will have assurance that the agreement, when signed, will be a binding legal
agreement and will reflect their desired resolution. If either party does
not have an attorney, the mediator will recommend one if requested to do so.
Can the Mediation Process be Terminated? As with any process, there is no
guarantee that all parties entering mediation will reach a satisfactory
agreement. There are parties who will require strong advocates if they are
unable to speak or stand up for themselves, and for these individuals the
court system may be more appropriate. In this regard, the mediator will
advise the parties if the court system is more appropriate to resolve their
dispute because one of the parties is unable to sufficiently advocate his or
hers interests or one of the parties is unreasonably advocating for his or
her interests (for example, being a "bully" or being abusive). However, in
such a situation, the mediator will attempt to mediate the conflict of the
parties in order to avoid the necessity of litigating in court.
When mediation is conducted at Dibble & Miller, P.C., the mediator
will seek to achieve equitable results for the parties, not just a
resolution. This is an important part of mediation at Dibble & Miller, P.C. because there are mediators who simply seek to reach agreement
between the parties, whether or not it is fair or equitable to both parties.
At Dibble & Miller, P.C., if the mediator comes to the conclusion
that a proposed resolution of the mediation is not fair or equitable, than
the mediator will point this out to the parties and, if it cannot be
resolved, the mediation will be terminated.
If the parties feel that mediation is not beneficial to them, either party
may at any time pursue other avenues to resolve their issue. When a mediator
is retained at Dibble & Miller, P.C., there is no large retainer
paid "upfront", as there would normally be when an attorney is retained. As
a result, terminating the mediation is much less costly than terminating an
attorney. Moreover, when an attorney is retained to handle a family law

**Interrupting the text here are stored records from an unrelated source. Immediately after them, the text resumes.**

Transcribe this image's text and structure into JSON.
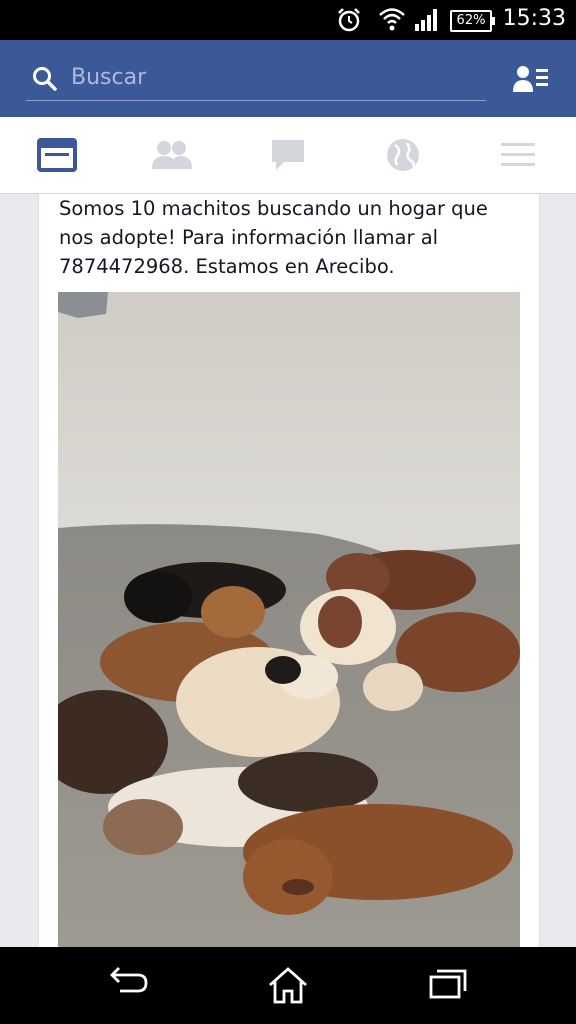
{
  "status_bar": {
    "time": "15:33",
    "battery": "62%",
    "icons": [
      "alarm-icon",
      "wifi-icon",
      "signal-icon",
      "battery-icon"
    ]
  },
  "search": {
    "placeholder": "Buscar"
  },
  "nav_tabs": [
    {
      "name": "news-feed",
      "icon": "news-feed-icon",
      "active": true
    },
    {
      "name": "friend-requests",
      "icon": "friends-icon",
      "active": false
    },
    {
      "name": "messages",
      "icon": "chat-icon",
      "active": false
    },
    {
      "name": "notifications",
      "icon": "globe-icon",
      "active": false
    },
    {
      "name": "more",
      "icon": "menu-icon",
      "active": false
    }
  ],
  "post": {
    "text": "Somos 10 machitos buscando un hogar que\nnos adopte! Para información llamar al\n7874472968. Estamos en Arecibo."
  },
  "colors": {
    "brand": "#3b5998",
    "active_tab": "#3b5998",
    "inactive_tab": "#d3d6db"
  },
  "system_nav": [
    "back-icon",
    "home-icon",
    "recent-apps-icon"
  ]
}
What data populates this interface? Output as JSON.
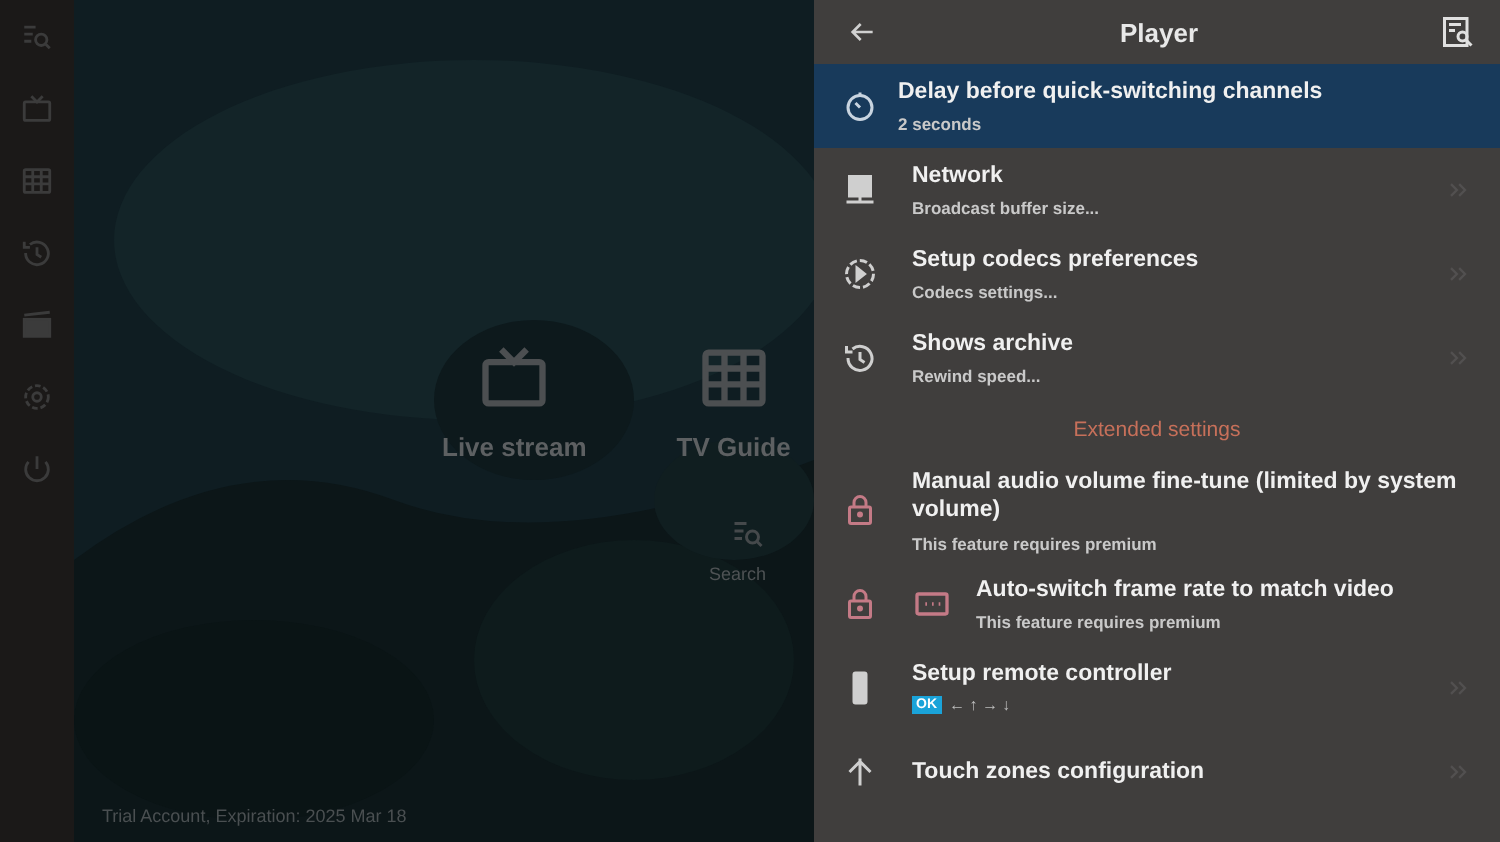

matter, and a retainer is paid, a considerable amount of the retainer may be
spent rapidly by the attorney handling such matters as legal research,
reviewing files, contacting adverse counsel, attending court conferences,
etc. By contrast, during the mediation process, and up to the drafting of
the Separation Agreement (which is usually done on an agreed fixed fee basis
rather than an hourly rate) all of the funds spent with the mediator are
spent at meetings with the mediator. As a result, the parties know exactly
how much each session will cost them, so that if termination of the
mediation is appropriate, the cost can be easily determined and controlled.
What Will Mediation Cost? Mediation services are billed on an hourly basis,
based on time spent in mediation with the parties and also time spent in
drafting the Separation Agreement. Time spent on drafting the agreement is
also billed on an hourly basis, and a fee is mutually agreed upon before the
written agreement is drafted. The mediator will discuss this with the
parties before the agreement is drafted.
Mediation is generally conducted in two-hour sessions, with fees being paid
at the end of each session. We encourage the parties, if possible, to divide
the cost of mediation so that each party is committed to the continuation of
Personal Communications with the Mediator. The parties shall not
communicate or meet individually with the mediator concerning matters in
mediation unless the parties and the mediator agree in advance that such
communication might prove helpful in the resolution of issues being